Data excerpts

-.-.-

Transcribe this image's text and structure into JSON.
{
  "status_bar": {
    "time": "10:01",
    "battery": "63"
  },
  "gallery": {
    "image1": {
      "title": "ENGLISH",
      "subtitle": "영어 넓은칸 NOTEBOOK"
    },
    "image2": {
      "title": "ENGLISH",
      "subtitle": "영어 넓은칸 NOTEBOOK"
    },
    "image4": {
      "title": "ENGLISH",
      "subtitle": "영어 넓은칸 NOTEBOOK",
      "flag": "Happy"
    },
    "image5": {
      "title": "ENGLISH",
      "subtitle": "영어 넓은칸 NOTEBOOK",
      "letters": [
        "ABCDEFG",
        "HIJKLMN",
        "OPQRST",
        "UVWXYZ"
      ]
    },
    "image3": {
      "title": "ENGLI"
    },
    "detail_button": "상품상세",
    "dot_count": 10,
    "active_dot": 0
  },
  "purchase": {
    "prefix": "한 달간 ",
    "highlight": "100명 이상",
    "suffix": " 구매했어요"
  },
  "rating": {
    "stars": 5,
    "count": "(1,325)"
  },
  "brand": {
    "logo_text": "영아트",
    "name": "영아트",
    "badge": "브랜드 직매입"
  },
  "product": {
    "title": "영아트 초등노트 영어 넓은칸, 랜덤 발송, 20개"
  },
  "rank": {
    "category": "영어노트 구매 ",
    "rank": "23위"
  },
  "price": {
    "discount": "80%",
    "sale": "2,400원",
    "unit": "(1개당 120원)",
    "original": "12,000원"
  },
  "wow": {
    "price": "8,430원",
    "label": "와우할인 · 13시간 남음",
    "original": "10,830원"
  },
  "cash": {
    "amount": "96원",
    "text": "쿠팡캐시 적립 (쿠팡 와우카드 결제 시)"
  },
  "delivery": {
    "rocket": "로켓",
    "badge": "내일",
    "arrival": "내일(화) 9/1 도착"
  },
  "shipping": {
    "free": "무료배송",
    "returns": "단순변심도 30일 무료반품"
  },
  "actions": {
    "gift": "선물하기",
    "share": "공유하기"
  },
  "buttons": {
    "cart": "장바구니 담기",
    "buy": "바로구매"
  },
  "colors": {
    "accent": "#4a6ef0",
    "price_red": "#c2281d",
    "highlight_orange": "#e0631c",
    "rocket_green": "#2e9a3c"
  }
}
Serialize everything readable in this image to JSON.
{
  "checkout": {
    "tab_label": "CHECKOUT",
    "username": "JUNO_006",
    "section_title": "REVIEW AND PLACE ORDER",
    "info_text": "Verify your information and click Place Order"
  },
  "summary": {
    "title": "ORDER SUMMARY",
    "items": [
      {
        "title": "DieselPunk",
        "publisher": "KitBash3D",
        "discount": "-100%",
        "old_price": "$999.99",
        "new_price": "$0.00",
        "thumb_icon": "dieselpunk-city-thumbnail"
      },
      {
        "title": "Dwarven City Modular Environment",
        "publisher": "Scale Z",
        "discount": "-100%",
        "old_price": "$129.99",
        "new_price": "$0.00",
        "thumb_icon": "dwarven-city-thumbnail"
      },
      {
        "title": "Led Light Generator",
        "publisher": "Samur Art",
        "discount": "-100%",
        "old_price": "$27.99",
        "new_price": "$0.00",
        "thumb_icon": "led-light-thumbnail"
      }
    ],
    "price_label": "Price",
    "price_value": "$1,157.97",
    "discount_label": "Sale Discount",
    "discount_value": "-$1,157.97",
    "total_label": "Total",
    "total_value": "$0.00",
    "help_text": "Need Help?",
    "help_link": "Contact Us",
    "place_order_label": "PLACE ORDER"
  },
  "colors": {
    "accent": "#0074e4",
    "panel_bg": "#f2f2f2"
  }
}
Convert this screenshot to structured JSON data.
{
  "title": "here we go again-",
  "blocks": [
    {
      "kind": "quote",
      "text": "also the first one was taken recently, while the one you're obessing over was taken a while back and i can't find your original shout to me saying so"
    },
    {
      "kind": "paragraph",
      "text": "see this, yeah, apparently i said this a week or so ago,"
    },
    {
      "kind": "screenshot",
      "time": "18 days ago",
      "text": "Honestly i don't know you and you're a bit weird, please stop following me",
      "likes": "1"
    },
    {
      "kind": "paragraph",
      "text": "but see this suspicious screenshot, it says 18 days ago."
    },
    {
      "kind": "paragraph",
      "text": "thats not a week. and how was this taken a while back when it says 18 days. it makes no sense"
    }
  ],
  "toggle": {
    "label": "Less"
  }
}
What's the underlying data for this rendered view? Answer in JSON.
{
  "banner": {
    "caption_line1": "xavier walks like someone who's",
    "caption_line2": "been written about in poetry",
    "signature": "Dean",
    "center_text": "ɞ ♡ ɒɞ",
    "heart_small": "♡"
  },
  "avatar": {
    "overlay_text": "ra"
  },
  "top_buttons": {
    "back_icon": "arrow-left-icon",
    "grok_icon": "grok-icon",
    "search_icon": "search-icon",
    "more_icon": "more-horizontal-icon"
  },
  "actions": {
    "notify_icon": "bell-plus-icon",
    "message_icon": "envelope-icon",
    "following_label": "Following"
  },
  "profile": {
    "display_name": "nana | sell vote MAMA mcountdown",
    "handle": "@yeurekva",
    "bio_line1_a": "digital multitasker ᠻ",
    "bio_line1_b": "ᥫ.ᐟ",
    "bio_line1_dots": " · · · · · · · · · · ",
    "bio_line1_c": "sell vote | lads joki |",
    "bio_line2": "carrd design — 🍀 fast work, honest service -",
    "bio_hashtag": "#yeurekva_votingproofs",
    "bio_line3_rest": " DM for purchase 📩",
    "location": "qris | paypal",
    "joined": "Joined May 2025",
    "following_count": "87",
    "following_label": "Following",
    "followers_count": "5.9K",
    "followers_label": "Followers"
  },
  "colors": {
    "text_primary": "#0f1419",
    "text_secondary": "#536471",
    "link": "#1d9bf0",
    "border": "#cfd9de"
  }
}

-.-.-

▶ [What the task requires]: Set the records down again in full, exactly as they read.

▶ [Finished exercise]:
Transcribe this image's text and structure into JSON.
{
  "status_bar": {
    "time": "10:01",
    "battery": "63"
  },
  "gallery": {
    "image1": {
      "title": "ENGLISH",
      "subtitle": "영어 넓은칸 NOTEBOOK"
    },
    "image2": {
      "title": "ENGLISH",
      "subtitle": "영어 넓은칸 NOTEBOOK"
    },
    "image4": {
      "title": "ENGLISH",
      "subtitle": "영어 넓은칸 NOTEBOOK",
      "flag": "Happy"
    },
    "image5": {
      "title": "ENGLISH",
      "subtitle": "영어 넓은칸 NOTEBOOK",
      "letters": [
        "ABCDEFG",
        "HIJKLMN",
        "OPQRST",
        "UVWXYZ"
      ]
    },
    "image3": {
      "title": "ENGLI"
    },
    "detail_button": "상품상세",
    "dot_count": 10,
    "active_dot": 0
  },
  "purchase": {
    "prefix": "한 달간 ",
    "highlight": "100명 이상",
    "suffix": " 구매했어요"
  },
  "rating": {
    "stars": 5,
    "count": "(1,325)"
  },
  "brand": {
    "logo_text": "영아트",
    "name": "영아트",
    "badge": "브랜드 직매입"
  },
  "product": {
    "title": "영아트 초등노트 영어 넓은칸, 랜덤 발송, 20개"
  },
  "rank": {
    "category": "영어노트 구매 ",
    "rank": "23위"
  },
  "price": {
    "discount": "80%",
    "sale": "2,400원",
    "unit": "(1개당 120원)",
    "original": "12,000원"
  },
  "wow": {
    "price": "8,430원",
    "label": "와우할인 · 13시간 남음",
    "original": "10,830원"
  },
  "cash": {
    "amount": "96원",
    "text": "쿠팡캐시 적립 (쿠팡 와우카드 결제 시)"
  },
  "delivery": {
    "rocket": "로켓",
    "badge": "내일",
    "arrival": "내일(화) 9/1 도착"
  },
  "shipping": {
    "free": "무료배송",
    "returns": "단순변심도 30일 무료반품"
  },
  "actions": {
    "gift": "선물하기",
    "share": "공유하기"
  },
  "buttons": {
    "cart": "장바구니 담기",
    "buy": "바로구매"
  },
  "colors": {
    "accent": "#4a6ef0",
    "price_red": "#c2281d",
    "highlight_orange": "#e0631c",
    "rocket_green": "#2e9a3c"
  }
}
Serialize everything readable in this image to JSON.
{
  "checkout": {
    "tab_label": "CHECKOUT",
    "username": "JUNO_006",
    "section_title": "REVIEW AND PLACE ORDER",
    "info_text": "Verify your information and click Place Order"
  },
  "summary": {
    "title": "ORDER SUMMARY",
    "items": [
      {
        "title": "DieselPunk",
        "publisher": "KitBash3D",
        "discount": "-100%",
        "old_price": "$999.99",
        "new_price": "$0.00",
        "thumb_icon": "dieselpunk-city-thumbnail"
      },
      {
        "title": "Dwarven City Modular Environment",
        "publisher": "Scale Z",
        "discount": "-100%",
        "old_price": "$129.99",
        "new_price": "$0.00",
        "thumb_icon": "dwarven-city-thumbnail"
      },
      {
        "title": "Led Light Generator",
        "publisher": "Samur Art",
        "discount": "-100%",
        "old_price": "$27.99",
        "new_price": "$0.00",
        "thumb_icon": "led-light-thumbnail"
      }
    ],
    "price_label": "Price",
    "price_value": "$1,157.97",
    "discount_label": "Sale Discount",
    "discount_value": "-$1,157.97",
    "total_label": "Total",
    "total_value": "$0.00",
    "help_text": "Need Help?",
    "help_link": "Contact Us",
    "place_order_label": "PLACE ORDER"
  },
  "colors": {
    "accent": "#0074e4",
    "panel_bg": "#f2f2f2"
  }
}
Convert this screenshot to structured JSON data.
{
  "title": "here we go again-",
  "blocks": [
    {
      "kind": "quote",
      "text": "also the first one was taken recently, while the one you're obessing over was taken a while back and i can't find your original shout to me saying so"
    },
    {
      "kind": "paragraph",
      "text": "see this, yeah, apparently i said this a week or so ago,"
    },
    {
      "kind": "screenshot",
      "time": "18 days ago",
      "text": "Honestly i don't know you and you're a bit weird, please stop following me",
      "likes": "1"
    },
    {
      "kind": "paragraph",
      "text": "but see this suspicious screenshot, it says 18 days ago."
    },
    {
      "kind": "paragraph",
      "text": "thats not a week. and how was this taken a while back when it says 18 days. it makes no sense"
    }
  ],
  "toggle": {
    "label": "Less"
  }
}
What's the underlying data for this rendered view? Answer in JSON.
{
  "banner": {
    "caption_line1": "xavier walks like someone who's",
    "caption_line2": "been written about in poetry",
    "signature": "Dean",
    "center_text": "ɞ ♡ ɒɞ",
    "heart_small": "♡"
  },
  "avatar": {
    "overlay_text": "ra"
  },
  "top_buttons": {
    "back_icon": "arrow-left-icon",
    "grok_icon": "grok-icon",
    "search_icon": "search-icon",
    "more_icon": "more-horizontal-icon"
  },
  "actions": {
    "notify_icon": "bell-plus-icon",
    "message_icon": "envelope-icon",
    "following_label": "Following"
  },
  "profile": {
    "display_name": "nana | sell vote MAMA mcountdown",
    "handle": "@yeurekva",
    "bio_line1_a": "digital multitasker ᠻ",
    "bio_line1_b": "ᥫ.ᐟ",
    "bio_line1_dots": " · · · · · · · · · · ",
    "bio_line1_c": "sell vote | lads joki |",
    "bio_line2": "carrd design — 🍀 fast work, honest service -",
    "bio_hashtag": "#yeurekva_votingproofs",
    "bio_line3_rest": " DM for purchase 📩",
    "location": "qris | paypal",
    "joined": "Joined May 2025",
    "following_count": "87",
    "following_label": "Following",
    "followers_count": "5.9K",
    "followers_label": "Followers"
  },
  "colors": {
    "text_primary": "#0f1419",
    "text_secondary": "#536471",
    "link": "#1d9bf0",
    "border": "#cfd9de"
  }
}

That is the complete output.